Of course, though, there’s an element of truth in doomsday predictions. Beyond the current problems we face, the ones coming in the future could be even more dire.
In about 5 billion years, according to the BBC, the sun is expected to expand and become a swollen star called a red giant. And 7.5 billion years in the future, its surface will be past where the Earth’s orbit is now. So, someday, the expanding sun may engulf and destroy the Earth.
Exactly how much hope we should have is a topic that’s up for debate.
A MACABRE MINDSET
There are a few interesting theories on why some people fixate on the end times.
One argument is that it’s a natural part of the human condition. “From the beginning, there’s always been an undercurrent of folks who don’t have the same existence,” Firestone says. “They’re marginalized and oppressed along class, racial or gender lines. They will always have less,” she says. “Simply put, your utopia is someone else’s dystopia.”
Another is that ancient cultures and religious groups have long embraced the end times, according to Firestone, because it helps provide a foundation to belief systems. The notion that the world is finite and there’s something else beyond this existence explains the inexplicable and keeps people on a righteous path.
And sometimes societal events can cause shifts in the way people think. On the surface, Invasion of the Body Snatchers — a 1956 movie based on a novel by Jack Finney about an extraterrestrial invasion in a fictional California town — may seem like pure entertainment and nothing more. But after being studied and researched “ad nauseum,” Firestone says, some critical scholars noted that the Cold War-era book and movie was a direct response to the anti-communist fervor and McCarthyism gripping the country.

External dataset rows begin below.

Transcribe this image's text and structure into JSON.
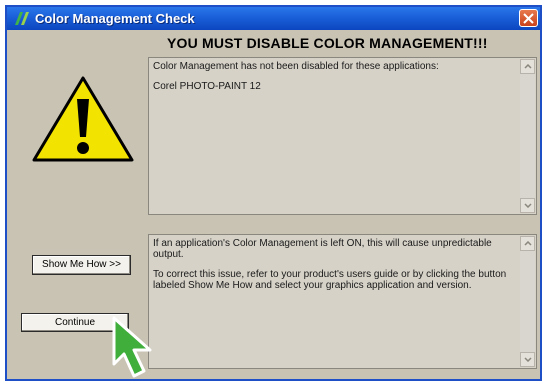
{
  "window": {
    "title": "Color Management Check",
    "heading": "YOU MUST DISABLE COLOR MANAGEMENT!!!"
  },
  "applications_panel": {
    "intro": "Color Management has not been disabled for these applications:",
    "apps": [
      "Corel PHOTO-PAINT 12"
    ]
  },
  "info_panel": {
    "paragraph1": "If an application's Color Management is left ON, this will cause unpredictable output.",
    "paragraph2": "To correct this issue, refer to your product's users guide or by clicking the button labeled Show Me How and select your graphics application and version."
  },
  "buttons": {
    "show_me_how": "Show Me How >>",
    "continue": "Continue"
  },
  "icons": {
    "app": "app-logo-icon",
    "warning": "warning-icon",
    "close": "close-icon",
    "cursor": "pointer-cursor-icon"
  },
  "colors": {
    "titlebar": "#1a5fd8",
    "dialog_bg": "#c9c3b4",
    "warning_yellow": "#f3e300",
    "cursor_green": "#3fae3a",
    "close_red": "#d5532a"
  }
}
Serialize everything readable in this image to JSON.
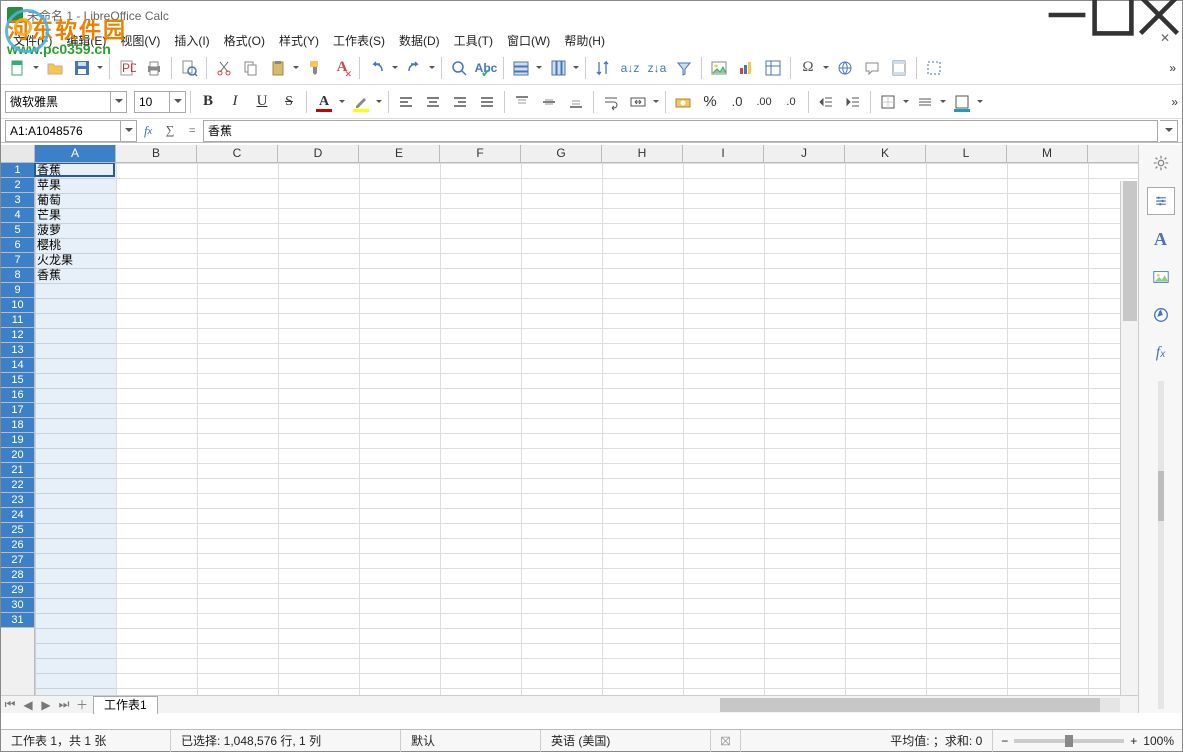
{
  "window": {
    "title": "未命名 1 - LibreOffice Calc"
  },
  "watermark": {
    "line1": "河东软件园",
    "line2": "www.pc0359.cn"
  },
  "menu": {
    "file": "文件(F)",
    "edit": "编辑(E)",
    "view": "视图(V)",
    "insert": "插入(I)",
    "format": "格式(O)",
    "style": "样式(Y)",
    "sheet": "工作表(S)",
    "data": "数据(D)",
    "tools": "工具(T)",
    "window": "窗口(W)",
    "help": "帮助(H)"
  },
  "format": {
    "font": "微软雅黑",
    "size": "10"
  },
  "ref": {
    "namebox": "A1:A1048576",
    "formula": "香蕉"
  },
  "columns": [
    "A",
    "B",
    "C",
    "D",
    "E",
    "F",
    "G",
    "H",
    "I",
    "J",
    "K",
    "L",
    "M"
  ],
  "selected_col": "A",
  "rows": 31,
  "cellsA": [
    "香蕉",
    "苹果",
    "葡萄",
    "芒果",
    "菠萝",
    "樱桃",
    "火龙果",
    "香蕉"
  ],
  "tabs": {
    "sheet1": "工作表1"
  },
  "status": {
    "sheets": "工作表 1，共 1 张",
    "selection": "已选择: 1,048,576 行, 1 列",
    "insmode": "默认",
    "lang": "英语 (美国)",
    "stats": "平均值: ；求和: 0",
    "zoom": "100%"
  },
  "sidebar_icons": [
    "gear-icon",
    "properties-icon",
    "styles-icon",
    "gallery-icon",
    "navigator-icon",
    "functions-icon"
  ]
}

“It’s the push-pull effect. You get pushed too far, and there’s going to be a pull back,” she says.
Firestone isn’t surprised that The Handmaid’s Tale, first published in 1985, was revived in 2017 as a television series streamed on Hulu. Based on the best-selling novel by Margaret Atwood, the story is set in the near future in Gilead, a totalitarian society in what used to be part of the United States. Gilead is ruled by a fundamentalist regime that treats women as property of the state, and is faced with environmental disasters and a plummeting birth rate. In a desperate attempt to repopulate a devastated world, the few remaining fertile women are forced into sexual servitude.
Firestone says The Handmaid Tale’s initial popularity and current resurgence reflects how a large number of women are concerned that the rights they’ve gained over the last few decades are being threatened by court cases and a shift in political power.
“Fiction gives us an opportunity to work through these emotions through made-up characters, giving us a safety net that it’s not really true. But maybe we can take away a few lessons,” she says. “If we’re that worried about acid rain, fight for the environment. If we see the erosion of laws that protect us, fight to save them. We don’t have to be powerless.”
Given her immersion in the world of uncertain times, how would Firestone describe her own mindset?
“Oh, I'm a very optimistic and positive person, tempered with a bit of realism,” she says. “I believe that when things are looking bad, they will eventually get better. In the end, humanity will always prevail.”
By Michelle Bearden
Illustration by Sam Hadley
Photographs by Jessica Leigh and Bob Thompson